Alec Smith, a 26-year old American man, suffered a tragic death on June 27, 2017. He was killed by the U.S. healthcare system. Alec couldn’t afford the $1300 per month cost of the insulin he needed to keep him alive. He went into a diabetic coma and never woke up.
Sadly, Alec’s situation isn’t at all unusual. Millions of Americans can’t afford their medications. The price of drugs is higher in the U.S. than any other country in the world forcing many people to simply go without their medications.
Pharmaceutical companies would like to have you think the reason the cost of medications is so high is the amount of money they pour into research and development. Well, guess what? According to an article in U.S. News & World Report, the pharmaceutical industry spends TWICE AS MUCH on marketing to doctors than it does on research and development.
Until lawmakers decide to regulate the prices of drugs and ensure all Americans can afford their medications, we have to fend for ourselves.
Here are 7 tips to help you save money on your medications.
1. Ask Your Provider to Prescribe Generics When Possible
My dad’s doctor prescribed him a brand-name drug that cost hundreds of dollars per month. When he went to pick it up, he was shocked at the price. He asked his pharmacist if there was a less expensive option. Turns out, there was.
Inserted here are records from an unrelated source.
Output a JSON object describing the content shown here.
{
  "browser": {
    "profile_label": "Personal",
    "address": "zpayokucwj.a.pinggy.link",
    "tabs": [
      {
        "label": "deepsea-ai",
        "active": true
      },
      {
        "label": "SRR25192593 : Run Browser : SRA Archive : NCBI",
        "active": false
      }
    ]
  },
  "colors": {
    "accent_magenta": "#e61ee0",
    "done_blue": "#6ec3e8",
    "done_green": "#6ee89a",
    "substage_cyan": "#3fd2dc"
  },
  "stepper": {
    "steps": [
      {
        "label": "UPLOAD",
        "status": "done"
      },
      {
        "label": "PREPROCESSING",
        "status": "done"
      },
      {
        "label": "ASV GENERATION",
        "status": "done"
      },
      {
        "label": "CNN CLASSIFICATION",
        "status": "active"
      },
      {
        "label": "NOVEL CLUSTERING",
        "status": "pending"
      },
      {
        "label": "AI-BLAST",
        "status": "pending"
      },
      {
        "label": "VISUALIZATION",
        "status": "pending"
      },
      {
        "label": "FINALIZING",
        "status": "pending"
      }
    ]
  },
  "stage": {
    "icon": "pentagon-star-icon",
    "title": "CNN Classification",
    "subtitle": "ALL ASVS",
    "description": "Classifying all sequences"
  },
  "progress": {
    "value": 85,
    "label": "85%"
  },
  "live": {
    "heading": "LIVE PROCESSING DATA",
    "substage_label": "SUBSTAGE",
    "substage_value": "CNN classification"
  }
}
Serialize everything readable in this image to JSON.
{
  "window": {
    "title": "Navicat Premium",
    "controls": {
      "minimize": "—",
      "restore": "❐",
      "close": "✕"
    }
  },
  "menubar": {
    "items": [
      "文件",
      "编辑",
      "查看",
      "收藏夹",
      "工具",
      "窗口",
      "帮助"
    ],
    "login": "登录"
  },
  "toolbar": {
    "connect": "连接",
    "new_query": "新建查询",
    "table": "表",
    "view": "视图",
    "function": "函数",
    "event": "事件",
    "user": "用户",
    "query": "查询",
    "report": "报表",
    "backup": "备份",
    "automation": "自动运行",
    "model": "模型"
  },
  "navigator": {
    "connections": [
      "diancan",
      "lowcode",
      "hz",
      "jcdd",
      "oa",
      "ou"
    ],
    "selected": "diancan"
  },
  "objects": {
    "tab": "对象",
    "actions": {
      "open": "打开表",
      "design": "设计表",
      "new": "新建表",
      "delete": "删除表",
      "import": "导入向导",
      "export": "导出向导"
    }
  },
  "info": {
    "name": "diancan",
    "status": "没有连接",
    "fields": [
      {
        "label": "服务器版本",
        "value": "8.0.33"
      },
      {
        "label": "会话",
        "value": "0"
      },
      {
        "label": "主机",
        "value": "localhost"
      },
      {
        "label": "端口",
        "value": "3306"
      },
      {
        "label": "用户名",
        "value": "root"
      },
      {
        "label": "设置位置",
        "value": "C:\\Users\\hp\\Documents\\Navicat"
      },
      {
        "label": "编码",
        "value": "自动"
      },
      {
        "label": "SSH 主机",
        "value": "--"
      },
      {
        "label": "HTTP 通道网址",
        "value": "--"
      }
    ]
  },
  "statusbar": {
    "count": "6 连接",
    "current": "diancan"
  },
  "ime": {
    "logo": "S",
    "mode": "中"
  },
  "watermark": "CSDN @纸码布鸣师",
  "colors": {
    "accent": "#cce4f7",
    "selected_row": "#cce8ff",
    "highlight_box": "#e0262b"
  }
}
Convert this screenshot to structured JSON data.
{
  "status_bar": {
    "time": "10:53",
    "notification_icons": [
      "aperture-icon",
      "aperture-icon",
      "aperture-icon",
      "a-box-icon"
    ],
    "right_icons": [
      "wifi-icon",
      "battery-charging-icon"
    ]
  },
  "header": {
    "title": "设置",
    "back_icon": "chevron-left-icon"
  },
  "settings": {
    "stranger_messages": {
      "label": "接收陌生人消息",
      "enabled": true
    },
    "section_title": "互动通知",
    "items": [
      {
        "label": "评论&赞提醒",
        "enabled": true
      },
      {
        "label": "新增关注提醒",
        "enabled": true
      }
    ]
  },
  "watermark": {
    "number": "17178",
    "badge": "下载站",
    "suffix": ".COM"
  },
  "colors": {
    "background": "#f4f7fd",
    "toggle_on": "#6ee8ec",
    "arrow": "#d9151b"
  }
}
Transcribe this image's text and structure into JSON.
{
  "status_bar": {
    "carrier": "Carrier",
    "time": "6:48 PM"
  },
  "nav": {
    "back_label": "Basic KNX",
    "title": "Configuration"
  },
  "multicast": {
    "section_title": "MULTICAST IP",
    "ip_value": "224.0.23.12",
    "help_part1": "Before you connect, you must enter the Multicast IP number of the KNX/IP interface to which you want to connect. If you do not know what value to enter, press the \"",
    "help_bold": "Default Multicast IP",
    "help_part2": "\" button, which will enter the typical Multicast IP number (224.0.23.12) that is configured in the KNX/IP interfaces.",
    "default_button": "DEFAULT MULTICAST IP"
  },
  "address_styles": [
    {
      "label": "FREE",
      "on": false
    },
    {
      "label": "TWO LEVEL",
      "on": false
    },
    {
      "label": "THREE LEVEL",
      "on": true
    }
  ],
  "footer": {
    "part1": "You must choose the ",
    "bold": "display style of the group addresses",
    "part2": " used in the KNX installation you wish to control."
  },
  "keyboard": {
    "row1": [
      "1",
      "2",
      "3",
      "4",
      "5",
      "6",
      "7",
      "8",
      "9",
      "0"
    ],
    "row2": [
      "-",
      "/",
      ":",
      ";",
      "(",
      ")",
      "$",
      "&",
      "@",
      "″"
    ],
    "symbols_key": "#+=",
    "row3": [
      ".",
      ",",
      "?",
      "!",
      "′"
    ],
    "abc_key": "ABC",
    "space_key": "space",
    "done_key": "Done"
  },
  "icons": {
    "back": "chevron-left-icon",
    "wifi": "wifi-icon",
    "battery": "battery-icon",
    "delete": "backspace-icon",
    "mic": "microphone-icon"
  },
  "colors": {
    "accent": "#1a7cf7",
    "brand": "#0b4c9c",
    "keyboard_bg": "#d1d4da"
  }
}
The generic version was priced at just a few bucks a month.
Generic medications are less expensive than their brand name counterparts. Always ask your provider to prescribe generics whenever possible. Many insurance companies won’t pay for brand name medications if there is a generic equivalent.
2. Shop Around
It pays to shop around. Use GoodRx to compare the prices of your medications at different pharmacies. You’ll be surprised at how much the costs can differ from one place to the next.
And whether you love them or hate them, Walmart’s prices on generic drugs are some of the best in the country. You can usually get a 30-day prescription for around $4. Costco pharmacies typically offer much lower prices, too.
3. Ask for Higher Dose Tablets
A 30-day prescription for thirty, 20-mg pills would likely cost you the same as it would for thirty, 40-mg tablets. Ask your provider if it’s possible, and safe, to get your medications as ‘double-dose’ so you can split them in half.
NEVER split pills without talking to your provider and pharmacist. For safety reasons, some medications can never be cut or crushed.
4. Plan a Trip to Mexico
Or Canada. Or Australia. In some cases, the flights may be cheaper than the cost of your medications in the U.S.
Believe it or not, tens of millions of Americans go outside of America every year for their medications.
Just be aware, it’s not technically legal to bring foreign medications back across the border. Fortunately, no one has ever been prosecuted for doing it. Also, keep in mind that the FDA doesn’t ensure the safety of drugs purchased abroad. (But they also don’t regulate drug prices in the U.S. which forces millions of Americans to seek alternative ways to purchase life-saving medications).
5. Check Out International Online Pharmacies
If you aren’t ready to travel to another country to buy your medications, consider international online pharmacies. You can find accredited ones at PharmacyChecker.com.
Again, the FDA can’t ensure the safety of drugs purchased abroad blah blah blah.
6. Look For Prescription Assistance Programs
You may be eligible for help through prescription assistance programs. Here are a few to consider:
- State Pharmaceutical Assistance Programs
- Partnership for Prescription Assistance
- Medicare Extra Help Program
You can also contact drug manufacturers directly to see if they’re offering any discounts or assistance programs.
7. Get a Prescription Savings Card
InsideRx is a website where you can get a free prescription savings card that may help you save money on your medications. You can print it, email or text it to yourself or download it to your mobile wallet. The card is accepted at more than 40,000 pharmacies across the United States. InsideRx also has a price comparison tool so you’ll know which pharmacies offer the best prices on your medications.
Just be aware, the savings card can’t be used in conjunction with your health insurance. Check to see which is the better deal (running the cost through your insurance vs paying cash and applying the InsideRx card).
It’s not right that Americans are dying because they can’t afford their medications. If you have a minute, write to your elected officials and let them know you demand fair and transparent pricing when it comes to your healthcare. Find your representative at USA.gov.
I hope these tips will help you save money on your medications!
Have a question for me? Or just want to share your experiences with the healthcare system? Email me at firstname.lastname@example.org
I’d love to hear from you!